- **Task directions**:
No pictures are to be included when the entries below are reproduced exactly.

───── Records supplied ─────

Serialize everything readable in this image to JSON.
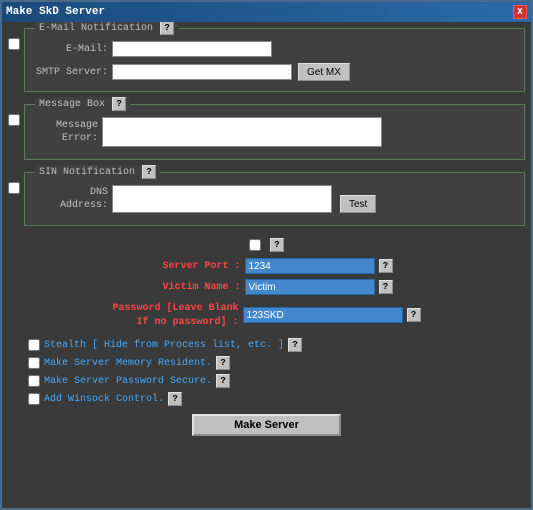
{
  "window": {
    "title": "Make SkD Server",
    "close_label": "X"
  },
  "email_section": {
    "legend": "E-Mail Notification",
    "help": "?",
    "email_label": "E-Mail:",
    "smtp_label": "SMTP Server:",
    "get_mx_btn": "Get MX",
    "email_value": "",
    "smtp_value": ""
  },
  "message_section": {
    "legend": "Message Box",
    "help": "?",
    "message_label": "Message",
    "error_label": "Error:",
    "message_value": ""
  },
  "sin_section": {
    "legend": "SIN Notification",
    "help": "?",
    "dns_label": "DNS",
    "address_label": "Address:",
    "test_btn": "Test",
    "dns_value": ""
  },
  "server_port": {
    "label": "Server Port :",
    "value": "1234",
    "help": "?"
  },
  "victim_name": {
    "label": "Victim Name :",
    "value": "Victim",
    "help": "?"
  },
  "password": {
    "label": "Password [Leave Blank\nIf no password] :",
    "value": "123SKD",
    "help": "?"
  },
  "options": [
    {
      "id": "stealth",
      "label": "Stealth [ Hide from Process list, etc. ]",
      "help": "?"
    },
    {
      "id": "memory",
      "label": "Make Server Memory Resident.",
      "help": "?"
    },
    {
      "id": "password_secure",
      "label": "Make Server Password Secure.",
      "help": "?"
    },
    {
      "id": "winsock",
      "label": "Add Winsock Control.",
      "help": "?"
    }
  ],
  "make_server_btn": "Make Server"
}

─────

- **Finished task**:
Serialize everything readable in this image to JSON.
{
  "window": {
    "title": "Make SkD Server",
    "close_label": "X"
  },
  "email_section": {
    "legend": "E-Mail Notification",
    "help": "?",
    "email_label": "E-Mail:",
    "smtp_label": "SMTP Server:",
    "get_mx_btn": "Get MX",
    "email_value": "",
    "smtp_value": ""
  },
  "message_section": {
    "legend": "Message Box",
    "help": "?",
    "message_label": "Message",
    "error_label": "Error:",
    "message_value": ""
  },
  "sin_section": {
    "legend": "SIN Notification",
    "help": "?",
    "dns_label": "DNS",
    "address_label": "Address:",
    "test_btn": "Test",
    "dns_value": ""
  },
  "server_port": {
    "label": "Server Port :",
    "value": "1234",
    "help": "?"
  },
  "victim_name": {
    "label": "Victim Name :",
    "value": "Victim",
    "help": "?"
  },
  "password": {
    "label": "Password [Leave Blank\nIf no password] :",
    "value": "123SKD",
    "help": "?"
  },
  "options": [
    {
      "id": "stealth",
      "label": "Stealth [ Hide from Process list, etc. ]",
      "help": "?"
    },
    {
      "id": "memory",
      "label": "Make Server Memory Resident.",
      "help": "?"
    },
    {
      "id": "password_secure",
      "label": "Make Server Password Secure.",
      "help": "?"
    },
    {
      "id": "winsock",
      "label": "Add Winsock Control.",
      "help": "?"
    }
  ],
  "make_server_btn": "Make Server"
}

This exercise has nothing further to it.